When a string is given as input, the compiler will append a null-character ('\0'
) at the end of the string. When this character is encountered, you know that the string ends there. Because this character has the value of zero, it corresponds to the Boolean value of false. So far, you're on the right track, but you're not counting the string length properly. Here's how I would do it given your restrictions:
for(int iIndex(0); Name[iIndex]; ++iIndex)
This code is very simple. Let's walk through it:
First we declare "iLength
", which we use to store the length of the string. Then, we begin a loop. The initialisation section of the loop introduces "iIndex
", which represents the index of the character we're accessing. To understand why we have this, we must look into the condition section of the loop. The condition tests for a character, other than the null-character (remember what I said about it above?). If the null-character is encountered, the condition evaluates to false, and the loop ends. However, any other character is counted. So, if the "iIndexth
" character in "name
" is a null-character, the loop will stop.

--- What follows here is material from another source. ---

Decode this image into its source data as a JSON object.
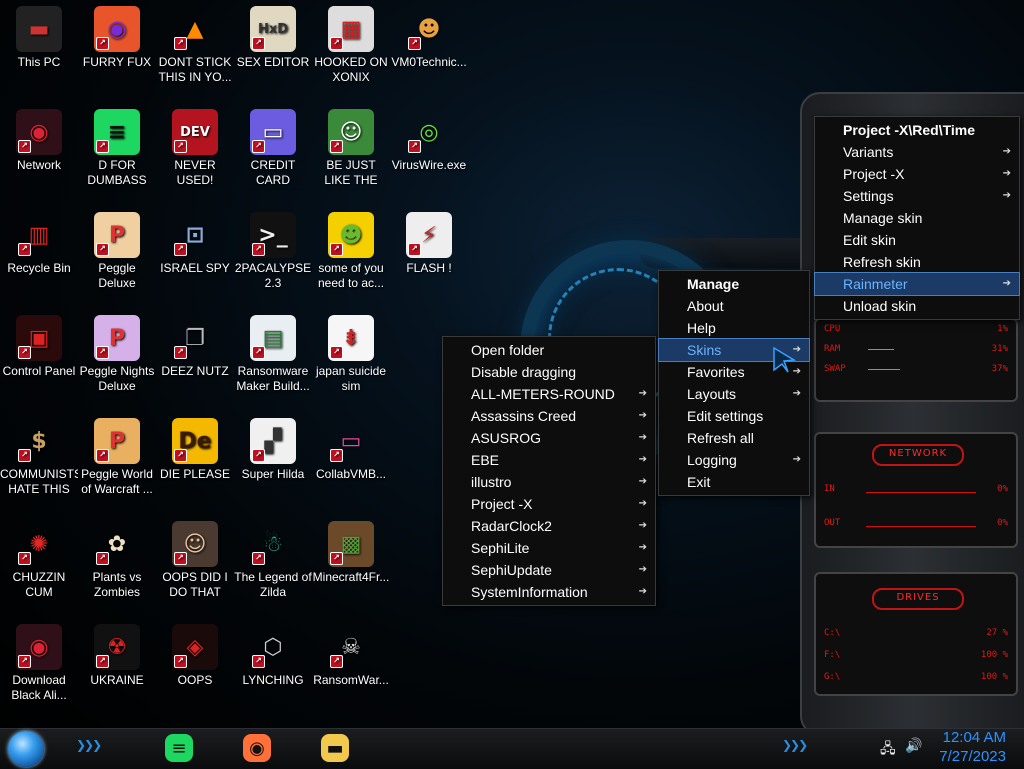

The increment section of the loop is straight forward; move to the next character.